Web page and app entries:
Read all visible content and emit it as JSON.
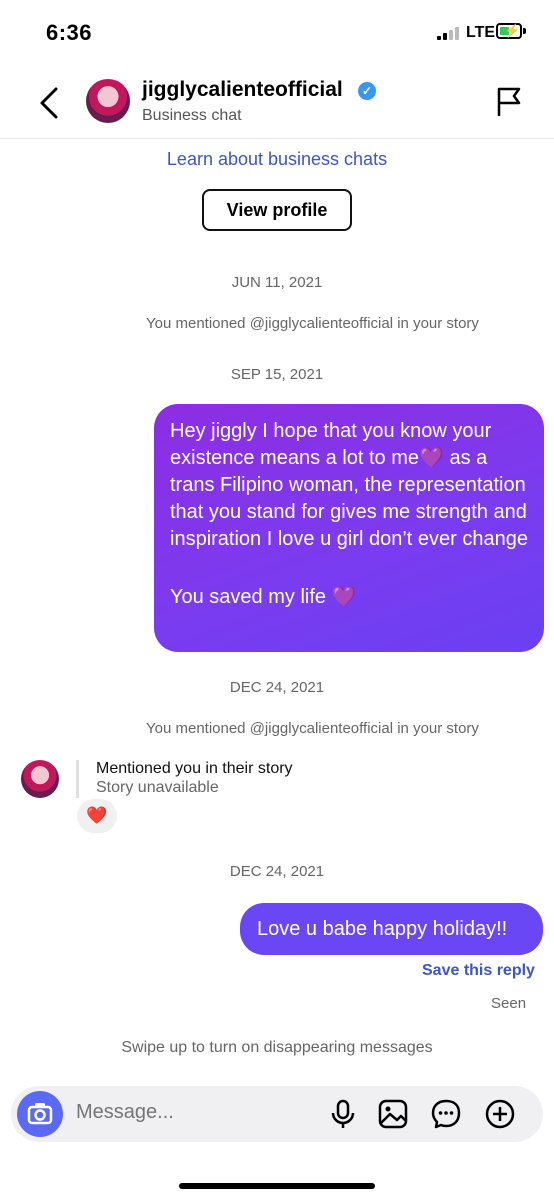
{
  "status_bar": {
    "time": "6:36",
    "network": "LTE"
  },
  "header": {
    "name": "jigglycalienteofficial",
    "subtitle": "Business chat",
    "verified_icon": "verified-badge-icon",
    "back_icon": "chevron-left-icon",
    "report_icon": "flag-icon"
  },
  "info": {
    "learn_link": "Learn about business chats",
    "view_profile": "View profile"
  },
  "messages": {
    "date1": "JUN 11, 2021",
    "mention1": "You mentioned @jigglycalienteofficial in your story",
    "date2": "SEP 15, 2021",
    "msg1_line1": "Hey jiggly I hope that you know your existence means a lot to me💜 as a trans Filipino woman, the representation that you stand for gives me strength and inspiration I love u girl don’t ever change",
    "msg1_line2": "You saved my life 💜",
    "date3": "DEC 24, 2021",
    "mention2": "You mentioned @jigglycalienteofficial in your story",
    "story_title": "Mentioned you in their story",
    "story_sub": "Story unavailable",
    "reaction": "❤️",
    "date4": "DEC 24, 2021",
    "msg2": "Love u babe happy holiday!!",
    "save_reply": "Save this reply",
    "seen": "Seen",
    "swipe_hint": "Swipe up to turn on disappearing messages"
  },
  "composer": {
    "placeholder": "Message...",
    "icons": [
      "camera-icon",
      "microphone-icon",
      "gallery-icon",
      "sticker-chat-icon",
      "plus-icon"
    ]
  },
  "colors": {
    "link": "#3d56c7",
    "bubble_gradient_start": "#8e2de2",
    "bubble_solid": "#6a47f5",
    "camera_button": "#5b6af5"
  }
}
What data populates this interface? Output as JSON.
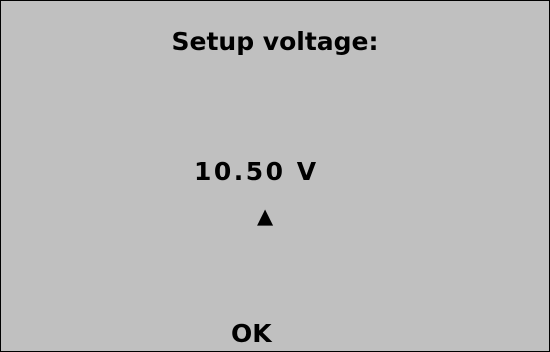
{
  "screen": {
    "title": "Setup voltage:",
    "value": "10.50",
    "unit": "V",
    "cursor_glyph": "▲",
    "ok_label": "OK"
  },
  "colors": {
    "background": "#c0c0c0",
    "text": "#000000",
    "border": "#000000"
  },
  "icons": {
    "cursor": "up-triangle-icon"
  }
}
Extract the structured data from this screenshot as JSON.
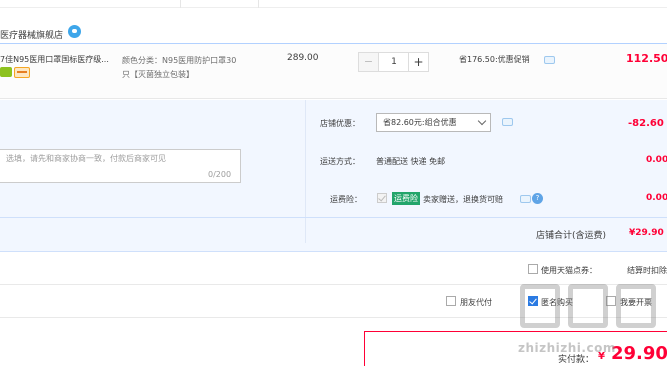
{
  "shop": {
    "name": "医疗器械旗舰店",
    "chat_icon": "wangwang-chat-icon"
  },
  "item": {
    "title": "7佳N95医用口罩国标医疗级...",
    "sku_line1": "颜色分类：N95医用防护口罩30",
    "sku_line2": "只【灭菌独立包装】",
    "price": "289.00",
    "quantity": "1",
    "minus": "−",
    "plus": "+",
    "discount": "省176.50:优惠促销",
    "subtotal": "112.50"
  },
  "message": {
    "placeholder": "选填，请先和商家协商一致，付款后商家可见",
    "counter": "0/200"
  },
  "shop_discount": {
    "label": "店铺优惠：",
    "selected": "省82.60元:组合优惠",
    "amount": "-82.60"
  },
  "shipping": {
    "label": "运送方式：",
    "value": "普通配送 快递 免邮",
    "amount": "0.00"
  },
  "insurance": {
    "label": "运费险：",
    "tag": "运费险",
    "desc": "卖家赠送，退换货可赔",
    "amount": "0.00",
    "help": "?"
  },
  "shop_total": {
    "label": "店铺合计(含运费)",
    "value": "¥29.90"
  },
  "points": {
    "label": "使用天猫点券：",
    "extra": "结算时扣除"
  },
  "options": {
    "friend_pay": "朋友代付",
    "anonymous": "匿名购买",
    "gift": "我要开票"
  },
  "payment": {
    "label": "实付款：",
    "currency": "¥",
    "value": "29.90"
  },
  "watermark": {
    "text": "zhizhizhi.com"
  },
  "colors": {
    "accent": "#ff0036",
    "panel": "#f2f7ff",
    "link": "#2a7ae2"
  }
}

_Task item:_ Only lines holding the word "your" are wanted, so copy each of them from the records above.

_The answer:_
    "mention1": "You mentioned @jigglycalienteofficial in your story",
    "msg1_line1": "Hey jiggly I hope that you know your existence means a lot to me💜 as a trans Filipino woman, the representation that you stand for gives me strength and inspiration I love u girl don’t ever change",
    "mention2": "You mentioned @jigglycalienteofficial in your story",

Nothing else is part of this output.